Our evening’s soundtrack unfolded from an opening rumble of reggae through to jazz, soul, world and ambient. Music is an integral part of any Cantaloupe production and Market Place looks like a friendly pre-club venue. With slightly longer hours here, you could do worse than skip the club altogether.

With friends, Maria and Emma, we ordered from a menu numbering 26 dishes from 10 countries averaging around £4 each. The Latin theme extends beyond South America to Portugal, Spain, Cuba and Mexico. An appetite guide even translates hunger into dishes: ‘lightly peckish’ recommends one to two dishes while ‘plain greedy’ would demand five to eight.

We had fried crisp-like slices of plaintain from Brazil, chargrilled swordfish with a mango and avocado salsa and mixed salad from Cuba, chicken peri-peri from Portugal, and baked stuffed quesadillas (tortillas) from Mexico. Pumpkin soup, pork meatballs, steamed mussels and chargrilled sardines went, I regret, untested.

By its nature, food like this shouldn’t be long in the making though most stall-holders in Latin America don’t have the distraction of 200 thirsty Londoners demanding fine wines and strong beer. So we were impressed to be served in under ten minutes.

Some might miss the dribbles of excess fat down their chins, or that surplus handful of fine-sliced cabbage festooning your shirt, but here you get a sanitised version of what you might find on the streets of Lima and Medellin without the worry of whether your lily-livered western stomach could deal with it.

All things of the flesh were crisp and succulent while the dips were piquant and complementary without dominating the dish’s flavour. The mango and avocado salsa with the swordfish was a fine example.

Emma, our designated vegetarian, was happily upbeat about the coriander and cream which she spied with her quesadilla let alone the inclusion of melon, peanuts and olives in a fresh and colourful mixed salad. Fans of green salad – stay in your pastures. 

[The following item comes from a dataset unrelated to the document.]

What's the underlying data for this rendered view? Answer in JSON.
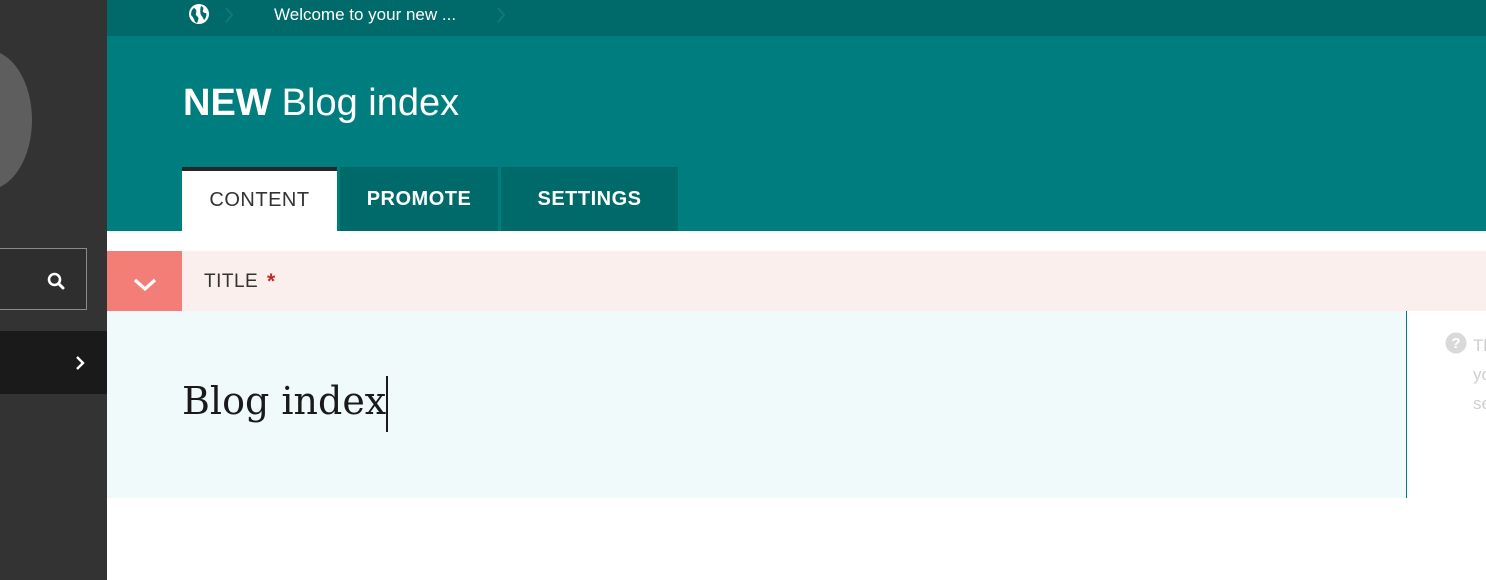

We moved into the ‘bar’ phase of the review with none of the usual ‘last orders’ frenzy of our lager in a cold climate culture. Open from 11–1am from Monday to Saturday and noon to 10.30pm on Sundays, there’s a latin appreciation of quantity, as well as quality, drinking time.
Market Place has 20-odd wines on offer from a £10 Cuvee du Baron in red and white to a £24 Pino Nero. Most are available by the glass (from £2.60) like the ‘big, fat and aromatic’ Viognier Les Jamelles or a ‘youthful and abundant Spaniard’ in the form of Vina Rey Tempranillo.

A lonely trio of draft beers contrasts a Budvar, Guinness and Weissbier while the geographical boundaries are extended yet further with Tiger and Cruzcampo bottled beers with a chilled Sake found propping up the menu.

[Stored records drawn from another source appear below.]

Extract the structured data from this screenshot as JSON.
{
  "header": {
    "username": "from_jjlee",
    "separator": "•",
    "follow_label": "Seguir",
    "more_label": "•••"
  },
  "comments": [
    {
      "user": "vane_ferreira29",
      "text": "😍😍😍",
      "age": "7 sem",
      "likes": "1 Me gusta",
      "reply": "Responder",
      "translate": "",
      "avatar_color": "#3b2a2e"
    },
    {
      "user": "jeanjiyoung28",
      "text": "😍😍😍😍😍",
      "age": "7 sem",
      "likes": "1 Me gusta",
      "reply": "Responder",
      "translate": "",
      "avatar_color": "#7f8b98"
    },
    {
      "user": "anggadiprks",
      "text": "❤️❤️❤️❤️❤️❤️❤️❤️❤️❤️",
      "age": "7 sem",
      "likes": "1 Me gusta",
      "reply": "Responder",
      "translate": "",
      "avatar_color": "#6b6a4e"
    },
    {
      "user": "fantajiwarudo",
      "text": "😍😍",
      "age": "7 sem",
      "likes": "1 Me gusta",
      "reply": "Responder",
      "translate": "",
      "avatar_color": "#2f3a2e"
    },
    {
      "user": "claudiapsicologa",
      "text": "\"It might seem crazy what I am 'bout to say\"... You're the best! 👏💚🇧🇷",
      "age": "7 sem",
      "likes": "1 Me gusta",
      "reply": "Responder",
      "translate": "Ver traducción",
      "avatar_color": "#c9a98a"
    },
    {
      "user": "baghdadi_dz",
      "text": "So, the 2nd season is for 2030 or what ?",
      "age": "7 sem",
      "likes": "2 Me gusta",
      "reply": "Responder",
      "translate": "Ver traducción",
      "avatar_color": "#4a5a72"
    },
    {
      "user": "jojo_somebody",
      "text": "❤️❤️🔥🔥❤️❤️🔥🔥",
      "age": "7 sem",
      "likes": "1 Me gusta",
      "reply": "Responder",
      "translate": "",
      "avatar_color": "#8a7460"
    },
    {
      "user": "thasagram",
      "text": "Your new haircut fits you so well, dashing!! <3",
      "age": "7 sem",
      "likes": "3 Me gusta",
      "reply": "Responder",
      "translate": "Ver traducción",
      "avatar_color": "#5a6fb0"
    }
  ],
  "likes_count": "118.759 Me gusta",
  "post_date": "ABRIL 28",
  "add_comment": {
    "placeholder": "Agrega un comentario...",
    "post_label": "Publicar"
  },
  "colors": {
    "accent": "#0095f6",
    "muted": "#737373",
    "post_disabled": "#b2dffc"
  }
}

Good measures in the cocktails (50ml for £5.50) covered half a dozen varieties, from that dangerous Brazilian seducer Caipirinha, to Raspberry Daiquiri. Only Rude Cosmo made the barest effort to sound like a sexual act.

But there was something about the evening which suggested a rum line of attack and with a barman eager for me to experiment it was hard to turn back. Maria, a veteran of South America, became misty-eyed at the mere sight of the Cuba Libre put before her.

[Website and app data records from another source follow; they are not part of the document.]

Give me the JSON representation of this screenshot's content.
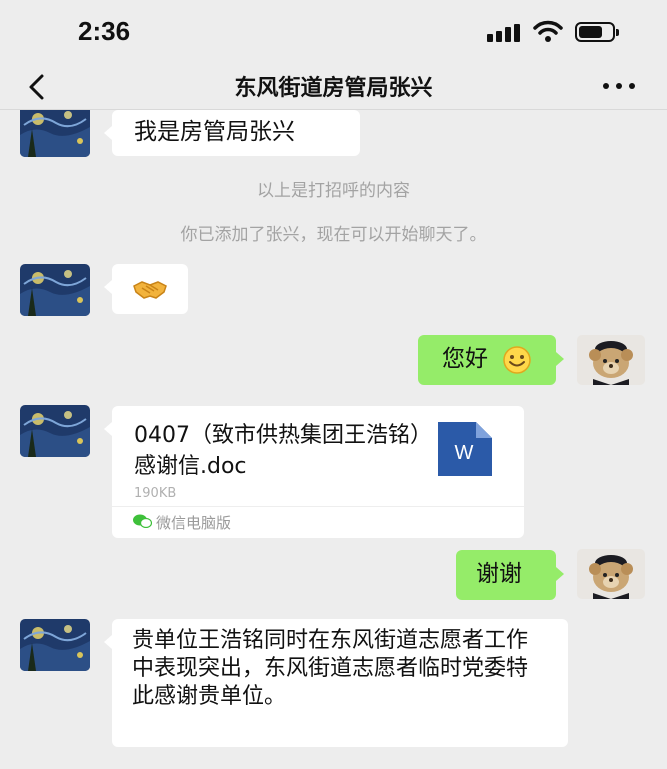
{
  "status_bar": {
    "time": "2:36"
  },
  "nav": {
    "title": "东风街道房管局张兴"
  },
  "messages": {
    "m1": "我是房管局张兴",
    "sys1": "以上是打招呼的内容",
    "sys2": "你已添加了张兴，现在可以开始聊天了。",
    "m2_emoji": "handshake-emoji",
    "m3": "您好",
    "m3_emoji": "smile-emoji",
    "file": {
      "name": "0407（致市供热集团王浩铭）感谢信.doc",
      "size": "190KB",
      "source": "微信电脑版",
      "icon_letter": "W"
    },
    "m4": "谢谢",
    "m5": "贵单位王浩铭同时在东风街道志愿者工作中表现突出，东风街道志愿者临时党委特此感谢贵单位。"
  },
  "colors": {
    "background": "#ededed",
    "outgoing_bubble": "#95ec69",
    "incoming_bubble": "#ffffff",
    "word_icon": "#2b5aa8"
  }
}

Which brings us to service. Asking for a rum here may be as vague a question as ordering a Scotch in the highlands. But rather than provoking contempt my ignorance merely set off the cheery barman’s enthusiasm to spread the spiritual word.

And he wasn’t a rogue smiler. All evening, tell-tale flashing teeth could be glimpsed across the faces of fast-moving staff as they made sense of the surrounding chaos. And it wasn’t the psychotically polite mien of a New York waiter, it seemed quite genuine. I only just resisted a Sally Field: ‘You really like me,’ moment.

Recently, I failed to get a pub lunch in central London because I couldn’t get an answer on how long it would take to make. ‘How long is a piece of string?’ was the closest I got to useful response. He was so pleased with his philosophical wit that he repeated it with empty-headed smugness each time I patiently rephrased my question. Justice will perhaps be done in people voting with their shoes.

This should make the path to market Place a well trod one. We can only hope it continues to dare to be different.

Fashionline 2002